28 May

There are few pleasures in life comparable to that of slurping a piping hot noodle from a pair of wooden chopsticks. Beads of broth cling to the noodle like glistening gems of gustatory delight. Then, there are those who, caught in the rush of modern life or simply to save a few dollars choose to consume a pack of instant udon.

The noodles from such a pack are as pleasant as rubbing sand paper along the palette of your tongue. The boiling water added to a tiny pack of artificial flavor is tinny and thin. The tiny flecks of freeze dried vegetables look more like goldfish food than something fit for human consumption.

While studying abroad at Waseda University last semester, I was on a quest to find a bowl of authentic udon.
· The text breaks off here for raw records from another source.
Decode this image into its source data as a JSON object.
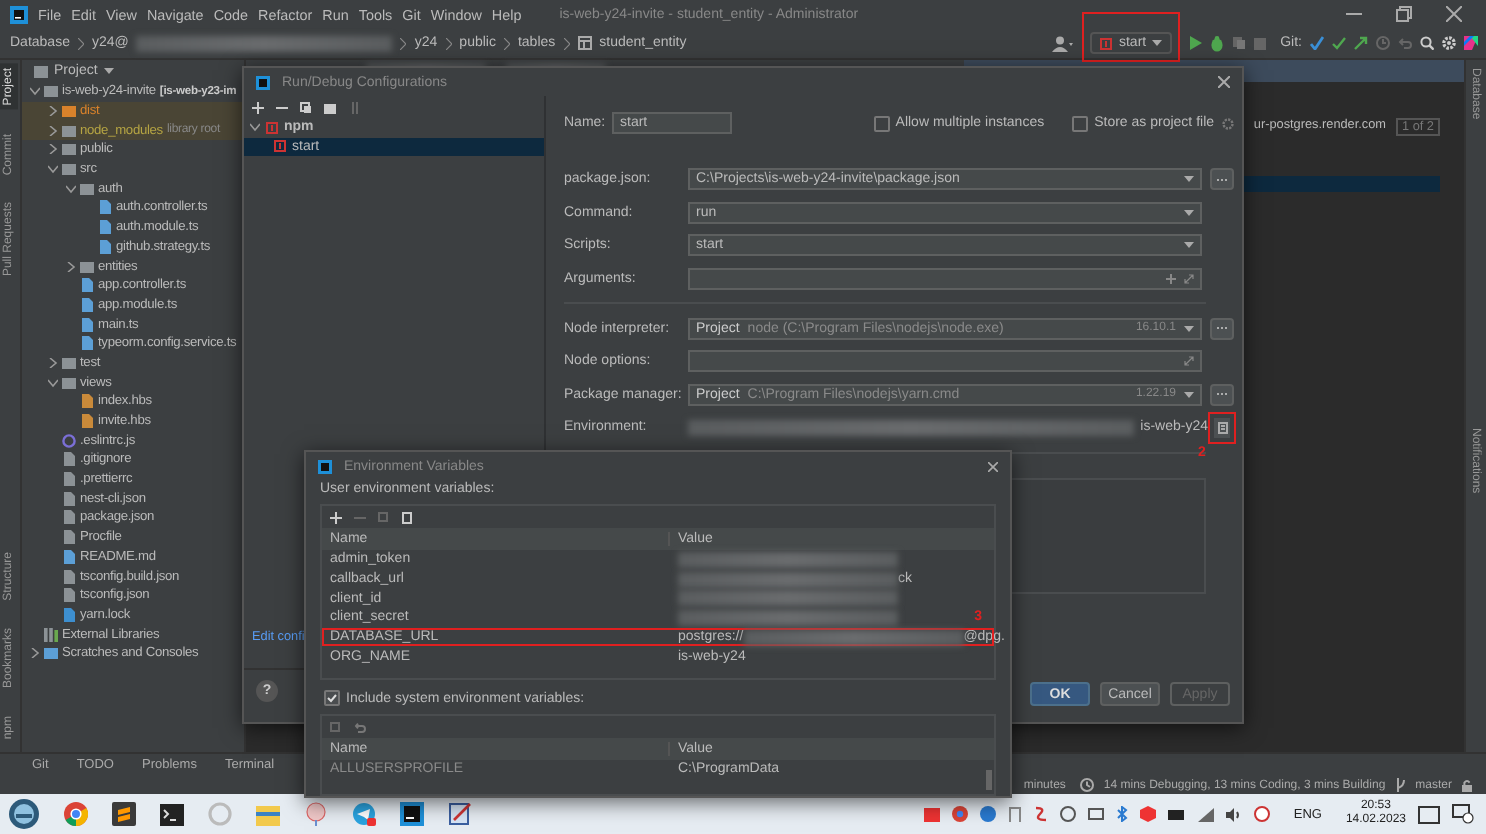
{
  "window": {
    "title": "is-web-y24-invite - student_entity - Administrator",
    "menu": [
      "File",
      "Edit",
      "View",
      "Navigate",
      "Code",
      "Refactor",
      "Run",
      "Tools",
      "Git",
      "Window",
      "Help"
    ]
  },
  "breadcrumbs": [
    "Database",
    "y24@",
    "y24",
    "public",
    "tables",
    "student_entity"
  ],
  "toolbar": {
    "run_config": "start",
    "run_config_marked": true,
    "git_label": "Git:"
  },
  "left_tool_tabs_top": [
    {
      "label": "Project",
      "selected": true
    },
    {
      "label": "Commit",
      "selected": false
    },
    {
      "label": "Pull Requests",
      "selected": false
    }
  ],
  "left_tool_tabs_bottom": [
    {
      "label": "Structure",
      "selected": false
    },
    {
      "label": "Bookmarks",
      "selected": false
    },
    {
      "label": "npm",
      "selected": false
    }
  ],
  "right_tool_tabs": [
    "Database",
    "Notifications"
  ],
  "project_panel": {
    "title": "Project",
    "tree": [
      {
        "label": "is-web-y24-invite",
        "note": "[is-web-y23-im",
        "kind": "module",
        "expanded": true,
        "children": [
          {
            "label": "dist",
            "kind": "excluded-folder",
            "expanded": false
          },
          {
            "label": "node_modules",
            "note": "library root",
            "kind": "library-folder",
            "expanded": false
          },
          {
            "label": "public",
            "kind": "folder",
            "expanded": false
          },
          {
            "label": "src",
            "kind": "folder",
            "expanded": true,
            "children": [
              {
                "label": "auth",
                "kind": "folder",
                "expanded": true,
                "children": [
                  {
                    "label": "auth.controller.ts",
                    "kind": "file-ts"
                  },
                  {
                    "label": "auth.module.ts",
                    "kind": "file-ts"
                  },
                  {
                    "label": "github.strategy.ts",
                    "kind": "file-ts"
                  }
                ]
              },
              {
                "label": "entities",
                "kind": "folder",
                "expanded": false
              },
              {
                "label": "app.controller.ts",
                "kind": "file-ts"
              },
              {
                "label": "app.module.ts",
                "kind": "file-ts"
              },
              {
                "label": "main.ts",
                "kind": "file-ts"
              },
              {
                "label": "typeorm.config.service.ts",
                "kind": "file-ts"
              }
            ]
          },
          {
            "label": "test",
            "kind": "folder",
            "expanded": false
          },
          {
            "label": "views",
            "kind": "folder",
            "expanded": true,
            "children": [
              {
                "label": "index.hbs",
                "kind": "file-hbs"
              },
              {
                "label": "invite.hbs",
                "kind": "file-hbs"
              }
            ]
          },
          {
            "label": ".eslintrc.js",
            "kind": "file-eslint"
          },
          {
            "label": ".gitignore",
            "kind": "file-config"
          },
          {
            "label": ".prettierrc",
            "kind": "file-config"
          },
          {
            "label": "nest-cli.json",
            "kind": "file-config"
          },
          {
            "label": "package.json",
            "kind": "file-config"
          },
          {
            "label": "Procfile",
            "kind": "file-plain"
          },
          {
            "label": "README.md",
            "kind": "file-md"
          },
          {
            "label": "tsconfig.build.json",
            "kind": "file-config"
          },
          {
            "label": "tsconfig.json",
            "kind": "file-config"
          },
          {
            "label": "yarn.lock",
            "kind": "file-lock"
          }
        ]
      },
      {
        "label": "External Libraries",
        "kind": "libraries"
      },
      {
        "label": "Scratches and Consoles",
        "kind": "scratches",
        "expanded": false
      }
    ]
  },
  "editor": {
    "search_text": "ur-postgres.render.com",
    "match_count": "1 of 2"
  },
  "run_dialog": {
    "title": "Run/Debug Configurations",
    "tree": [
      {
        "label": "npm",
        "expanded": true,
        "children": [
          {
            "label": "start",
            "selected": true
          }
        ]
      }
    ],
    "name_label": "Name:",
    "name_value": "start",
    "checkboxes": [
      {
        "label": "Allow multiple instances",
        "checked": false
      },
      {
        "label": "Store as project file",
        "checked": false
      }
    ],
    "fields": [
      {
        "label": "package.json:",
        "kind": "dropdown",
        "value": "C:\\Projects\\is-web-y24-invite\\package.json",
        "browse": true
      },
      {
        "label": "Command:",
        "kind": "dropdown",
        "value": "run",
        "browse": false
      },
      {
        "label": "Scripts:",
        "kind": "dropdown",
        "value": "start",
        "browse": false
      },
      {
        "label": "Arguments:",
        "kind": "arguments",
        "browse": false
      },
      {
        "label": "Node interpreter:",
        "kind": "interpreter",
        "prefix": "Project",
        "value": "node (C:\\Program Files\\nodejs\\node.exe)",
        "version": "16.10.1",
        "browse": true
      },
      {
        "label": "Node options:",
        "kind": "expandable",
        "browse": false
      },
      {
        "label": "Package manager:",
        "kind": "interpreter",
        "prefix": "Project",
        "value": "C:\\Program Files\\nodejs\\yarn.cmd",
        "version": "1.22.19",
        "browse": true
      },
      {
        "label": "Environment:",
        "kind": "environment",
        "value_end": "is-web-y24",
        "annotation": "2",
        "browse": false
      }
    ],
    "link": "Edit confi",
    "help_button": "?",
    "buttons": [
      {
        "label": "OK",
        "kind": "primary"
      },
      {
        "label": "Cancel",
        "kind": "normal"
      },
      {
        "label": "Apply",
        "kind": "disabled"
      }
    ]
  },
  "env_dialog": {
    "title": "Environment Variables",
    "user_label": "User environment variables:",
    "columns": [
      "Name",
      "Value"
    ],
    "rows": [
      {
        "name": "admin_token",
        "blurred": true
      },
      {
        "name": "callback_url",
        "blurred": true,
        "value_end": "ck"
      },
      {
        "name": "client_id",
        "blurred": true
      },
      {
        "name": "client_secret",
        "blurred": true
      },
      {
        "name": "DATABASE_URL",
        "value": "postgres://",
        "blurred": true,
        "value_end": "@dpg.",
        "annotation": "3"
      },
      {
        "name": "ORG_NAME",
        "value": "is-web-y24",
        "blurred": false
      }
    ],
    "system_checkbox": {
      "label": "Include system environment variables:",
      "checked": true
    },
    "system_columns": [
      "Name",
      "Value"
    ],
    "system_rows": [
      {
        "name": "ALLUSERSPROFILE",
        "value": "C:\\ProgramData"
      }
    ]
  },
  "bottom_tabs": [
    "Git",
    "TODO",
    "Problems",
    "Terminal"
  ],
  "status_bar": {
    "left_text": "minutes",
    "time_summary": "14 mins Debugging, 13 mins Coding, 3 mins Building",
    "branch": "master"
  },
  "taskbar": {
    "language": "ENG",
    "time": "20:53",
    "date": "14.02.2023"
  }
}
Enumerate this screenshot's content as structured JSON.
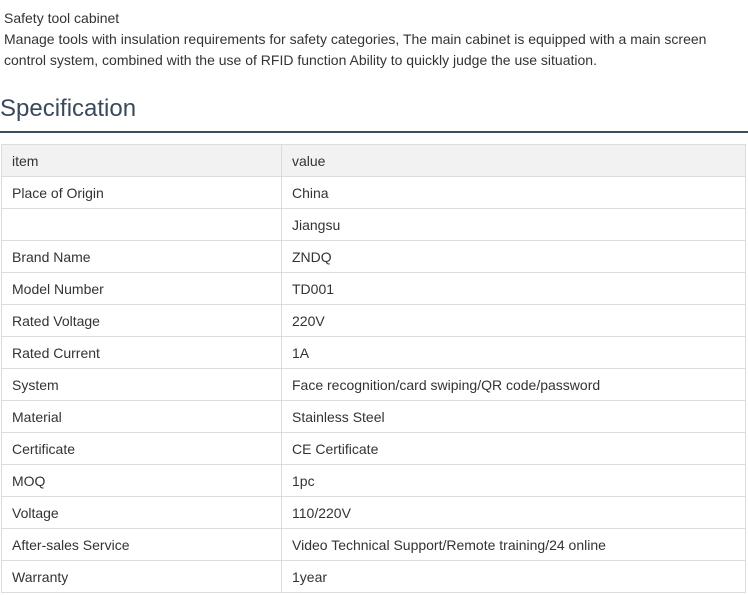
{
  "intro": {
    "title": "Safety tool cabinet",
    "description": "Manage tools with insulation requirements for safety categories, The main cabinet is equipped with a main screen control system, combined with the use of RFID function Ability to quickly judge the use situation."
  },
  "specification": {
    "heading": "Specification",
    "columns": [
      "item",
      "value"
    ],
    "rows": [
      [
        "Place of Origin",
        "China"
      ],
      [
        "",
        "Jiangsu"
      ],
      [
        "Brand Name",
        "ZNDQ"
      ],
      [
        "Model Number",
        "TD001"
      ],
      [
        "Rated Voltage",
        "220V"
      ],
      [
        "Rated Current",
        "1A"
      ],
      [
        "System",
        "Face recognition/card swiping/QR code/password"
      ],
      [
        "Material",
        "Stainless Steel"
      ],
      [
        "Certificate",
        "CE Certificate"
      ],
      [
        "MOQ",
        "1pc"
      ],
      [
        "Voltage",
        "110/220V"
      ],
      [
        "After-sales Service",
        "Video Technical Support/Remote training/24 online"
      ],
      [
        "Warranty",
        "1year"
      ]
    ]
  },
  "colors": {
    "text": "#333333",
    "heading": "#3a4a5c",
    "rule": "#3d4d60",
    "table_border": "#dcdcdc",
    "header_bg": "#f2f2f2"
  }
}
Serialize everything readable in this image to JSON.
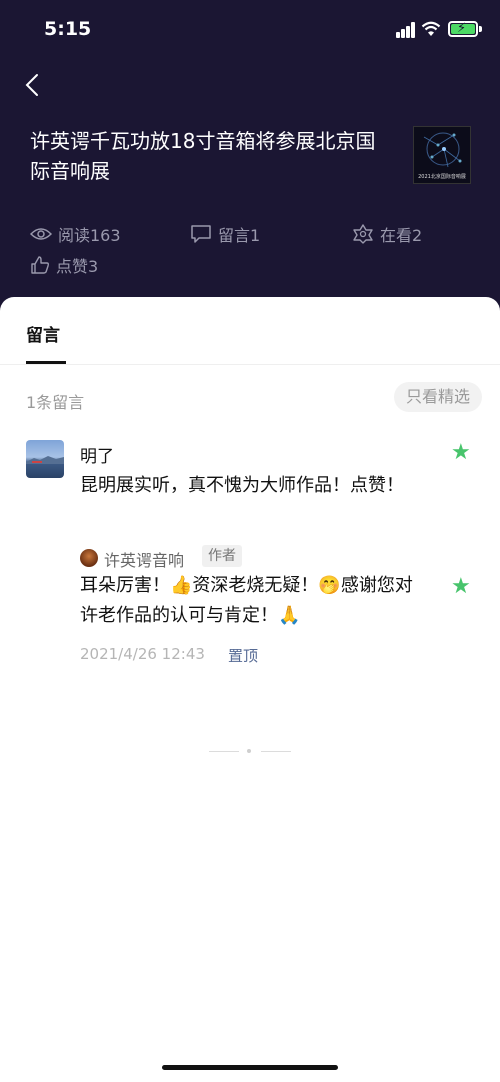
{
  "status_bar": {
    "time": "5:15"
  },
  "article": {
    "title": "许英谔千瓦功放18寸音箱将参展北京国际音响展",
    "cover_caption": "2021北京国际音响展"
  },
  "stats": {
    "reads": "阅读163",
    "comments": "留言1",
    "watching": "在看2",
    "likes": "点赞3"
  },
  "sheet": {
    "tab_label": "留言",
    "count_label": "1条留言",
    "filter_label": "只看精选"
  },
  "comment": {
    "username": "明了",
    "text": "昆明展实听，真不愧为大师作品！点赞！",
    "starred": true
  },
  "reply": {
    "name": "许英谔音响",
    "badge": "作者",
    "text": "耳朵厉害！👍资深老烧无疑！🤭感谢您对许老作品的认可与肯定！🙏",
    "starred": true
  },
  "meta": {
    "date": "2021/4/26 12:43",
    "pin_label": "置顶"
  },
  "colors": {
    "header_bg": "#1b1633",
    "star": "#48c46c",
    "link": "#576b95"
  }
}
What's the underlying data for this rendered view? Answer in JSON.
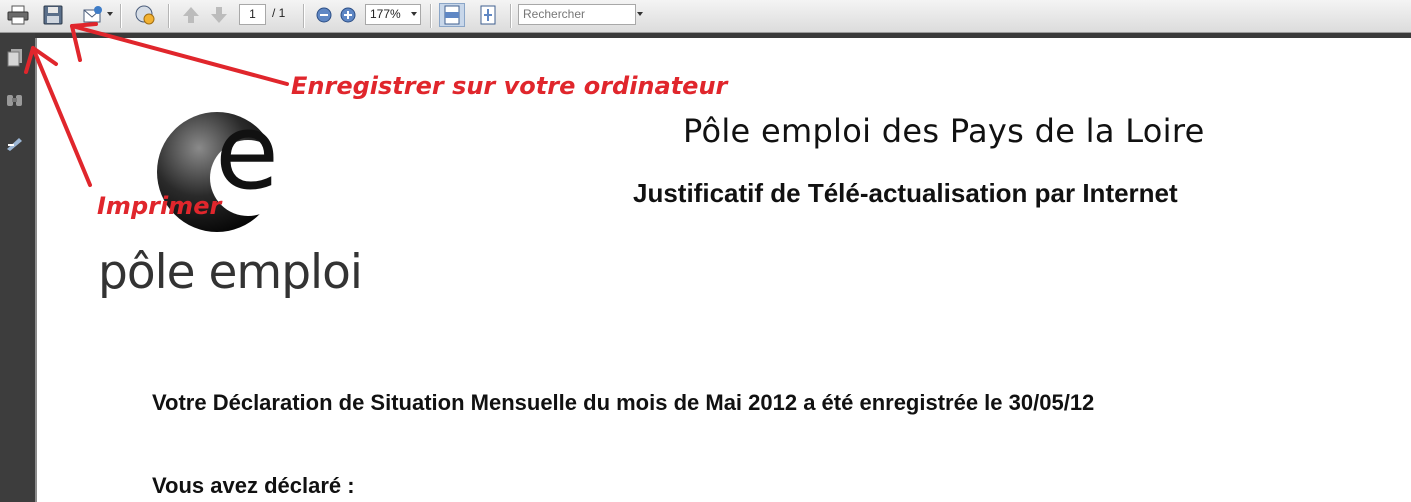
{
  "toolbar": {
    "icons": [
      "print-icon",
      "save-icon",
      "email-icon",
      "review-icon",
      "previous-page-icon",
      "next-page-icon",
      "zoom-out-icon",
      "zoom-in-icon",
      "fit-width-icon",
      "fit-page-icon"
    ],
    "page_current": "1",
    "page_total": "/ 1",
    "zoom": "177%",
    "search_placeholder": "Rechercher"
  },
  "sidebar": {
    "icons": [
      "pages-icon",
      "attachments-icon",
      "signatures-icon"
    ]
  },
  "document": {
    "title": "Pôle emploi des Pays de la Loire",
    "subtitle": "Justificatif de Télé-actualisation par Internet",
    "logo_text": "pôle emploi",
    "logo_letter": "e",
    "declaration": "Votre Déclaration de Situation Mensuelle du mois  de Mai 2012 a été enregistrée le 30/05/12",
    "declared": "Vous avez déclaré :"
  },
  "annotations": {
    "save": "Enregistrer sur votre ordinateur",
    "print": "Imprimer",
    "color": "#e0262c"
  }
}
One evening, when the world smelled of wet pavement and the rain tapped at your umbrella like an impatient lover, I found myself walking back from campus hungry for something filling, delicious, and cheap. After passing a flower shop and a lantern suspended in a puddle, I came upon a quiet wooden door. The script for “udon” flowed across a polished plank like an elderly woman’s ambulation through a quiet park.

I entered the small shop and found the waitress and her parents bustling about in a cloud of steam, shining wooden boards, clinking bowls, and a torrent of slurps. I ordered a bowl of meat and tofu udon and listened to the sound of the water dripping from an umbrella stand bursting with a bouquet of color.

At last the udon arrived.

I had found it. A veritable dinner of authentic udon. The noodles were tender, the broth seasoned with time. The meat and tofu were succulent and the Japanese pickles had a satisfying crunch. I had to know how the old woman in the kitchen with an apron of embroidered petunias had achieved such a feat, a masterpiece of taste and tradition.

“The secret,” she said with a smile, “to making a real bowl of udon is the simplicity and purity of the ingredients. Flour. Salt. Water. And don’t forget patience. Pour the salt little by little into the flour and don’t rush or you’ll have a bowl tasting like a puddle of tears.  Now, none of those mechanical contraptions that mix the flour with a harsh metal whisk. Hands! Keep them washed and soft and dig right in and knead the dough! Then, I use this blade here that was made from a master sword-smith who used to serve only the most highly ranked samurai. This blade here has never failed me. Sprinkle some flour to prevent the noodles from sticking. And there you go my dear. The perfect noodle.”

She returned to the kitchen with a smile on a face like a wrinkled apricot.

“But, wait!” I called. “How do you make authentic udon broth?” I asked as she emerged from a kitchen, a constellation of cutlery, collectible calendars and flower aprons.

“That my dear is a family secret,” she chuckled as the rain tapped at the door as if saying, “tell me more old woman, tell me more!”

Meat and Gas, a Sensory Experience

24 May

The harlequin pattern of the metal plate lining the Kogi truck reflects a fun house like image of the hungry patrons queued along the pavement. Strolling up to the infamous truck serving a hybrid of Korean and Mexican fare is an experience of curious synesthesia. A faint cloud of exhaust cleanses the palette, while the smell of sweat and dripping meat catalyzes a primal urge to consume. Like a scent hound, your nose detects a smell then moves to an associated color.

The smell of sweat.

Ah, that must be the Mexican laborer in the sweat stained blue polo. Does such a foul odor make the blue hue of his shirt even more vivid?

The noxious, yet addictive smell of gasoline.

Yes, that must be the chrome tail pipes. Why does the smell of gasoline trigger a nostalgic yearning for barbeques and outdoor adventure?

What other motley smells fill the air? I close my eyes and count them. The aroma of cheap perfume from the girl from the pharmacy. Her face is caked in makeup and the oily residue of a taco hangs from her protruded lip like a tear. Does the sweet perfume make the meat taste sweeter?

A man with a cracked thumbnail lights a slim cigarette. The thick Kogi dog in his hand contrasts starkly with the narrow cigarette.

The smell of tobacco.

A memory flashes through my head of the Korean businessmen shrouded in the shadows of the skyscrapers of Teheran-ro in Seoul.

At last, the spicy short rib taco is in my hand. The warm simmering fat drips into my palm. I open my mouth and chew.

Sweat, gasoline, cheap perfume and tobacco. The pungent aroma of roasted meat.

This is the essence of Kogi.

Cheap gourmet.

The pharmacy worker’s delight.

The smoker’s respite from a cigarette.

The fat drips like a tear.

Afterword: I chose to focus on the sense of smell for my blog entry because I believe it is a sense often trumped by the sense of sight. Sometimes in life we forget to pause and take a good whiff.